┌────────

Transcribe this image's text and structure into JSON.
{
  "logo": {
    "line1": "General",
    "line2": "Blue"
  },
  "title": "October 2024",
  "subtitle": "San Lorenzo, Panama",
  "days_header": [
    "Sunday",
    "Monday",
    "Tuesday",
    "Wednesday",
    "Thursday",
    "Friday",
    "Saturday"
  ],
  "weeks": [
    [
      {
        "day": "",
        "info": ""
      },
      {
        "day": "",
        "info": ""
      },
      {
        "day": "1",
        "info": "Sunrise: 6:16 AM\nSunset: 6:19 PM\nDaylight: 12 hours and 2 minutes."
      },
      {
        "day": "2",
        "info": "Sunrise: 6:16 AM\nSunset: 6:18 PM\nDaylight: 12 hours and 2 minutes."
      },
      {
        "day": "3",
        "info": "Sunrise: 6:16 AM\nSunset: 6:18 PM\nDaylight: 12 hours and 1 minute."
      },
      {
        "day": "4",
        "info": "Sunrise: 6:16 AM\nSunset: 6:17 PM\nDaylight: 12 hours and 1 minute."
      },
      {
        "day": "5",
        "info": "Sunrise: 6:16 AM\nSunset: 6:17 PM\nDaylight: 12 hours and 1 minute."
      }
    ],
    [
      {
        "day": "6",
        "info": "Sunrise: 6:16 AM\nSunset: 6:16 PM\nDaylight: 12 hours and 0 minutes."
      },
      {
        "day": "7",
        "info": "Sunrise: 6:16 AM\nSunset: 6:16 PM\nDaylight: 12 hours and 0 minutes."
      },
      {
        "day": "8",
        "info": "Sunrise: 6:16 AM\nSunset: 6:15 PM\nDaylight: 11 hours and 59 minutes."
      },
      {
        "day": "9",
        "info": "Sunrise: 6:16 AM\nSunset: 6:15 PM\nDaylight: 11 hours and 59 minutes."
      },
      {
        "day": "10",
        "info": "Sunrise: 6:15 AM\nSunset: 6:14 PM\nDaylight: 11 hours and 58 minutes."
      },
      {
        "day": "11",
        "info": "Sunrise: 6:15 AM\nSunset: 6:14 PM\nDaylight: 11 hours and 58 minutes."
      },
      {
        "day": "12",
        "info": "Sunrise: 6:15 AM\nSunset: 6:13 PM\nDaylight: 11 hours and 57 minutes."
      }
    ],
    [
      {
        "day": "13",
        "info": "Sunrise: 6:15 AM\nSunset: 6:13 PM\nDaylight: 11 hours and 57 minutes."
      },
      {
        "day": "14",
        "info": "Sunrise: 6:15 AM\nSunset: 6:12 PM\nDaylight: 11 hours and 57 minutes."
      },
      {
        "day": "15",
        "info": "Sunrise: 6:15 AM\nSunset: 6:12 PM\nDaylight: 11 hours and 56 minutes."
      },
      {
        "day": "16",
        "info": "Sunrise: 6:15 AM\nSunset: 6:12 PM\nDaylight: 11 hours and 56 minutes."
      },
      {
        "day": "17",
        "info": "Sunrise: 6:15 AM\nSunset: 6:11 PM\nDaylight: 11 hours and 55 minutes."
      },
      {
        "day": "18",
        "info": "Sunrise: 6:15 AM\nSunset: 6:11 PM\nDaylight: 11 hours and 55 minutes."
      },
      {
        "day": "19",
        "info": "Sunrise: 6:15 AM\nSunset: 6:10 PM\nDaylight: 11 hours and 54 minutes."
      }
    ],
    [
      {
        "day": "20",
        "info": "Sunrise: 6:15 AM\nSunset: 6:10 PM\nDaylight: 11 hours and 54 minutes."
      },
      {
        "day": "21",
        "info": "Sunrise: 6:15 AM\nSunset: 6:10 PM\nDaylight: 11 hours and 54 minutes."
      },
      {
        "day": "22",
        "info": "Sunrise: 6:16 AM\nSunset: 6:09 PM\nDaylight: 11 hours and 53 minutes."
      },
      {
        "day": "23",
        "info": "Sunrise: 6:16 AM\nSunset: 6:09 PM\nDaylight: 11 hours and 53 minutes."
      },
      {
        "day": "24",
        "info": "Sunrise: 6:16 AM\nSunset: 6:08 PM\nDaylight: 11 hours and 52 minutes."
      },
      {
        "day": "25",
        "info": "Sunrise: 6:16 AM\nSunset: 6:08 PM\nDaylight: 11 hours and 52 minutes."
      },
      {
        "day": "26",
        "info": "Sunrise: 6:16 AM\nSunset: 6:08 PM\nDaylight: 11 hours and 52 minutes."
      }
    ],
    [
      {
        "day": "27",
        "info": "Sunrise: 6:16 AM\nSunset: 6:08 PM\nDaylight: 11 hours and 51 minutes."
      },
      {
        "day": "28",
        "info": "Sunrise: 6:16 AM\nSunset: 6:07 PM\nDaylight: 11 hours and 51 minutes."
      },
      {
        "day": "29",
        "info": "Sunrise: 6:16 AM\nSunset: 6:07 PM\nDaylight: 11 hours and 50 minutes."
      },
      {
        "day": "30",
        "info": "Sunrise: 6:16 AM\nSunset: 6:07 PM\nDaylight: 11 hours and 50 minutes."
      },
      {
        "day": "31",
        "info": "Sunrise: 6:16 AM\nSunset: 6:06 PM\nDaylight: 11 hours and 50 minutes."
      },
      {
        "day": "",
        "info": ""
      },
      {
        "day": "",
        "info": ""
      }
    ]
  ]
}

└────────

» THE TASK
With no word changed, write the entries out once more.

» TASK SOLUTION
Transcribe this image's text and structure into JSON.
{
  "logo": {
    "line1": "General",
    "line2": "Blue"
  },
  "title": "October 2024",
  "subtitle": "San Lorenzo, Panama",
  "days_header": [
    "Sunday",
    "Monday",
    "Tuesday",
    "Wednesday",
    "Thursday",
    "Friday",
    "Saturday"
  ],
  "weeks": [
    [
      {
        "day": "",
        "info": ""
      },
      {
        "day": "",
        "info": ""
      },
      {
        "day": "1",
        "info": "Sunrise: 6:16 AM\nSunset: 6:19 PM\nDaylight: 12 hours and 2 minutes."
      },
      {
        "day": "2",
        "info": "Sunrise: 6:16 AM\nSunset: 6:18 PM\nDaylight: 12 hours and 2 minutes."
      },
      {
        "day": "3",
        "info": "Sunrise: 6:16 AM\nSunset: 6:18 PM\nDaylight: 12 hours and 1 minute."
      },
      {
        "day": "4",
        "info": "Sunrise: 6:16 AM\nSunset: 6:17 PM\nDaylight: 12 hours and 1 minute."
      },
      {
        "day": "5",
        "info": "Sunrise: 6:16 AM\nSunset: 6:17 PM\nDaylight: 12 hours and 1 minute."
      }
    ],
    [
      {
        "day": "6",
        "info": "Sunrise: 6:16 AM\nSunset: 6:16 PM\nDaylight: 12 hours and 0 minutes."
      },
      {
        "day": "7",
        "info": "Sunrise: 6:16 AM\nSunset: 6:16 PM\nDaylight: 12 hours and 0 minutes."
      },
      {
        "day": "8",
        "info": "Sunrise: 6:16 AM\nSunset: 6:15 PM\nDaylight: 11 hours and 59 minutes."
      },
      {
        "day": "9",
        "info": "Sunrise: 6:16 AM\nSunset: 6:15 PM\nDaylight: 11 hours and 59 minutes."
      },
      {
        "day": "10",
        "info": "Sunrise: 6:15 AM\nSunset: 6:14 PM\nDaylight: 11 hours and 58 minutes."
      },
      {
        "day": "11",
        "info": "Sunrise: 6:15 AM\nSunset: 6:14 PM\nDaylight: 11 hours and 58 minutes."
      },
      {
        "day": "12",
        "info": "Sunrise: 6:15 AM\nSunset: 6:13 PM\nDaylight: 11 hours and 57 minutes."
      }
    ],
    [
      {
        "day": "13",
        "info": "Sunrise: 6:15 AM\nSunset: 6:13 PM\nDaylight: 11 hours and 57 minutes."
      },
      {
        "day": "14",
        "info": "Sunrise: 6:15 AM\nSunset: 6:12 PM\nDaylight: 11 hours and 57 minutes."
      },
      {
        "day": "15",
        "info": "Sunrise: 6:15 AM\nSunset: 6:12 PM\nDaylight: 11 hours and 56 minutes."
      },
      {
        "day": "16",
        "info": "Sunrise: 6:15 AM\nSunset: 6:12 PM\nDaylight: 11 hours and 56 minutes."
      },
      {
        "day": "17",
        "info": "Sunrise: 6:15 AM\nSunset: 6:11 PM\nDaylight: 11 hours and 55 minutes."
      },
      {
        "day": "18",
        "info": "Sunrise: 6:15 AM\nSunset: 6:11 PM\nDaylight: 11 hours and 55 minutes."
      },
      {
        "day": "19",
        "info": "Sunrise: 6:15 AM\nSunset: 6:10 PM\nDaylight: 11 hours and 54 minutes."
      }
    ],
    [
      {
        "day": "20",
        "info": "Sunrise: 6:15 AM\nSunset: 6:10 PM\nDaylight: 11 hours and 54 minutes."
      },
      {
        "day": "21",
        "info": "Sunrise: 6:15 AM\nSunset: 6:10 PM\nDaylight: 11 hours and 54 minutes."
      },
      {
        "day": "22",
        "info": "Sunrise: 6:16 AM\nSunset: 6:09 PM\nDaylight: 11 hours and 53 minutes."
      },
      {
        "day": "23",
        "info": "Sunrise: 6:16 AM\nSunset: 6:09 PM\nDaylight: 11 hours and 53 minutes."
      },
      {
        "day": "24",
        "info": "Sunrise: 6:16 AM\nSunset: 6:08 PM\nDaylight: 11 hours and 52 minutes."
      },
      {
        "day": "25",
        "info": "Sunrise: 6:16 AM\nSunset: 6:08 PM\nDaylight: 11 hours and 52 minutes."
      },
      {
        "day": "26",
        "info": "Sunrise: 6:16 AM\nSunset: 6:08 PM\nDaylight: 11 hours and 52 minutes."
      }
    ],
    [
      {
        "day": "27",
        "info": "Sunrise: 6:16 AM\nSunset: 6:08 PM\nDaylight: 11 hours and 51 minutes."
      },
      {
        "day": "28",
        "info": "Sunrise: 6:16 AM\nSunset: 6:07 PM\nDaylight: 11 hours and 51 minutes."
      },
      {
        "day": "29",
        "info": "Sunrise: 6:16 AM\nSunset: 6:07 PM\nDaylight: 11 hours and 50 minutes."
      },
      {
        "day": "30",
        "info": "Sunrise: 6:16 AM\nSunset: 6:07 PM\nDaylight: 11 hours and 50 minutes."
      },
      {
        "day": "31",
        "info": "Sunrise: 6:16 AM\nSunset: 6:06 PM\nDaylight: 11 hours and 50 minutes."
      },
      {
        "day": "",
        "info": ""
      },
      {
        "day": "",
        "info": ""
      }
    ]
  ]
}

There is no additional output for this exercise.